RESEARCH ARTICLE


Body Condition and Chronic stress in Urban and Rural Noisy Miners



Chela Powell, Alan Lill*, Christopher P. Johnstone
Wildlife Ecology, School of Biological Sciences, Monash University Clayton Campus, Victoria 3800, Australia


© 2012 Powell et al.

open-access license: This is an open access article distributed under the terms of the Creative Commons Attribution 4.0 International Public License (CC-BY 4.0), a copy of which is available at: (https://creativecommons.org/licenses/by/4.0/legalcode). This license permits unrestricted use, distribution, and reproduction in any medium, provided the original author and source are credited.

* Address correspondence to this author at the Wildlife Ecology, School of Biological Sciences, Monash University Clayton Campus, Victoria 3800, Australia; Tel: 61 03 99055664; Fax: 61 3 9905 5613; E-mail: Alan.Lill@monash.edu


Abstract

Cities are potentially stressful environments for birds for numerous reasons, including their high volumes of pedestrian and vehicular traffic. Native birds inhabiting cities tolerate such human disturbance, but may still potentially incur some cost that is reflected in body condition and the level of chronic stress experienced, unless they are inherently relatively insensitive to urban stressors. We compared body mass and condition, three erythrocyte variables and heterophil: lymphocyte ratios (HL) of adult Noisy miners (Manorina melanocephala) in urban Melbourne, Australia and its rural hinterland. Urban individuals had a significantly higher HL (mean 0.995) than rural con-specifics (0.719), suggesting that they may have been experiencing higher chronic stress levels. Body condition (mass-size residuals) and haematocrit were similar in urban and rural individuals, but urban individuals were a little heavier (~ 1%) and rural individuals had a 0.6 g dl higher whole blood haemoglobin concentration. There were no significant relationships between body condition indices and blood variables of the kind demonstrated in some bird species; their absence in Noisy miners may either reflect a lack of winter fattening or confirm that the occurrence of these relationships is species-specific.
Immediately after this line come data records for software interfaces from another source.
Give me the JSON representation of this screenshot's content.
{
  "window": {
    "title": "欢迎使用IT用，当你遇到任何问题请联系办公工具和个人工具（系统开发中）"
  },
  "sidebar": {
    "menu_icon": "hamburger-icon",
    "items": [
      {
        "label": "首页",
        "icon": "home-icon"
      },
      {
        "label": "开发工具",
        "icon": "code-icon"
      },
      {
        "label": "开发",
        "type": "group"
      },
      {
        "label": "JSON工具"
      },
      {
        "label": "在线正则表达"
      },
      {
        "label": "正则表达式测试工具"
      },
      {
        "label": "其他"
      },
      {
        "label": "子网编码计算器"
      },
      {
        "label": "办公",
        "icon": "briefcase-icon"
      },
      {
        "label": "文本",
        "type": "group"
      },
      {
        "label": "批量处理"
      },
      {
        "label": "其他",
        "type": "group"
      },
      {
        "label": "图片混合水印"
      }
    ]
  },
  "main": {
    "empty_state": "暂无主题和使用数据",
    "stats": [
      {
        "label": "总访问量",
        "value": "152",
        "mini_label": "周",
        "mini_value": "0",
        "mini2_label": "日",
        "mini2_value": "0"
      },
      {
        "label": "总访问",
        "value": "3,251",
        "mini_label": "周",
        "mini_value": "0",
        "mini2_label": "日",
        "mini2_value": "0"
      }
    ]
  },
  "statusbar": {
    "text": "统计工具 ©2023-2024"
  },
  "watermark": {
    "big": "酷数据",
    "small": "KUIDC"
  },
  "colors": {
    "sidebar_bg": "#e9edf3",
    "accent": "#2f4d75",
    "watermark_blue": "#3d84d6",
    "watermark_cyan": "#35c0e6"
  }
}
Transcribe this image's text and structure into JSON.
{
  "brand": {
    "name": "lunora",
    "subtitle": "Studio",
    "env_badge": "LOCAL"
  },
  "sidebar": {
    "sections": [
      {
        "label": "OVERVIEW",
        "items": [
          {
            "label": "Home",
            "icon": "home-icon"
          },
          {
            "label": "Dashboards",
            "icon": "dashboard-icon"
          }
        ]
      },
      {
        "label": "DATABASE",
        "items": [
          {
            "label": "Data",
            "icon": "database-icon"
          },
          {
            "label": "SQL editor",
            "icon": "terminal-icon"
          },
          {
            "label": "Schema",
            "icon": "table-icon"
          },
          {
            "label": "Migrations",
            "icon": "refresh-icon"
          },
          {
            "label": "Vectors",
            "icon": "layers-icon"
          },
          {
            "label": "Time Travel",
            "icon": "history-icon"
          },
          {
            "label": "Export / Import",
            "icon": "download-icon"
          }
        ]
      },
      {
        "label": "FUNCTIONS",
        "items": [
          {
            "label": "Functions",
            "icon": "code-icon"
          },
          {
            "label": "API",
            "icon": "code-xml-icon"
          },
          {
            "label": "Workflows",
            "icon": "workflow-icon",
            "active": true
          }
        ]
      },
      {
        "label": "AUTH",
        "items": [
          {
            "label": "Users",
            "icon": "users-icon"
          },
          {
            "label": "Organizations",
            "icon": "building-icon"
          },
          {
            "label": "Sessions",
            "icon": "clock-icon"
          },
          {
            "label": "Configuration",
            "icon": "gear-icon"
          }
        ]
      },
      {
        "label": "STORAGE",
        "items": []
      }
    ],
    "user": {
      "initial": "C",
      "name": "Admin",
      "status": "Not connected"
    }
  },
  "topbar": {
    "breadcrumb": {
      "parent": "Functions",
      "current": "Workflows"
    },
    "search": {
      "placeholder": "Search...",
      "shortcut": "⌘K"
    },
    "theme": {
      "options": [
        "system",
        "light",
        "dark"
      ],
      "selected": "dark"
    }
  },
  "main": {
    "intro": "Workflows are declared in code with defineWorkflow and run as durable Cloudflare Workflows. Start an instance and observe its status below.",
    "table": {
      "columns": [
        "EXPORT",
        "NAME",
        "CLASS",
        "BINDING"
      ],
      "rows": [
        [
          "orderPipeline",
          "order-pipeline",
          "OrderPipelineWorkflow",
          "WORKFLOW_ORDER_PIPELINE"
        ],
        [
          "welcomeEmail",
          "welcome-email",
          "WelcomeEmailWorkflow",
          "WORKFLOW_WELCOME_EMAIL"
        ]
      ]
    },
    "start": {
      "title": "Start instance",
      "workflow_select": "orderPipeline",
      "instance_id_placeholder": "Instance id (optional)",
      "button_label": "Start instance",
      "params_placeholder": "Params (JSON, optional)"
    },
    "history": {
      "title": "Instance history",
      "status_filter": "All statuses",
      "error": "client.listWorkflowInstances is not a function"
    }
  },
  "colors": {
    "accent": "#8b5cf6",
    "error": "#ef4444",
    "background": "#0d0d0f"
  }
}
Keywords: Noisy miner, heterophil, lymphocyte, chronic stress, body condition, erythrocyte variables, urban environment.